The Canadian Museum for Human Rights explores Indigenous rights from a Canadian and an international perspective, allowing students to explore exhibits based on human rights stories organized under educational themes—rather than race, ethnic groups, nation, special interest group, ability or orientation.
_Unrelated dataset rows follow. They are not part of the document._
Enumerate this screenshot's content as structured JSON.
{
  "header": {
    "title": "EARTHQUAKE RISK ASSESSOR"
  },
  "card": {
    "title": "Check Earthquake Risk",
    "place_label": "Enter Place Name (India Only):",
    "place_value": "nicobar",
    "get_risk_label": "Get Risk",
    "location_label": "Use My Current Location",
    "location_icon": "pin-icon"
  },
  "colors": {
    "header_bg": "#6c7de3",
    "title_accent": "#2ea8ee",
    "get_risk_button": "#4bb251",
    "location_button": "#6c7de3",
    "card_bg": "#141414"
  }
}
Winnipeg itself has a long history related to the struggle for human rights, from the labor rights battle of the 1919 Winnipeg General Strike to Nellie McClung’s suffragette rallies and much more.
Now, a popular exhibit that celebrates the life of one of the 20th century’s most inspirational figures—Nelson Mandela—is extending its run for even more students to experience.
Until October 2019, students can visit the Canadian Museum for Human Rights to explore Mandela: Struggle for Freedom, an illuminating look at the life of South African anti-apartheid revolutionary Nelson Mandela, who rose to become the president of the country from 1994 to 1999 after being incarcerated for 27 years.
Throughout the exhibit, students could examine numerous interactive elements that drive home the seemingly insurmountable struggles Mandela, and the majority of South Africans, faced during much of his lifetime.
The exhibit is divided into five thematic zones: Apartheid, Defiance, Repression, Mobilization, and Freedom. Each section includes artifacts, video installations, art and objects that tell the story of South Africa’s anti-apartheid movement. Colors within the zones correspond to the 1994 South African flag, moving metaphorically from black and white—symbolizing apartheid oppression—to the full colors of freedom.
While visiting, challenge your students to ask themselves:
- How should I respond to injustice?
- How can we heal after human rights have been denied?
- How does the past affect my present?
Students will leave the exhibit having gained a deeper understanding of the struggles faced in the fight for freedom.
Learn more at the Canadian Museum for Human Rights.
Written by Sarah Suydam, Staff Writer for Teach & Travel.
Photo courtesy of Aaron Cohen, Courtesy of the Canadian Museum for Human Rights.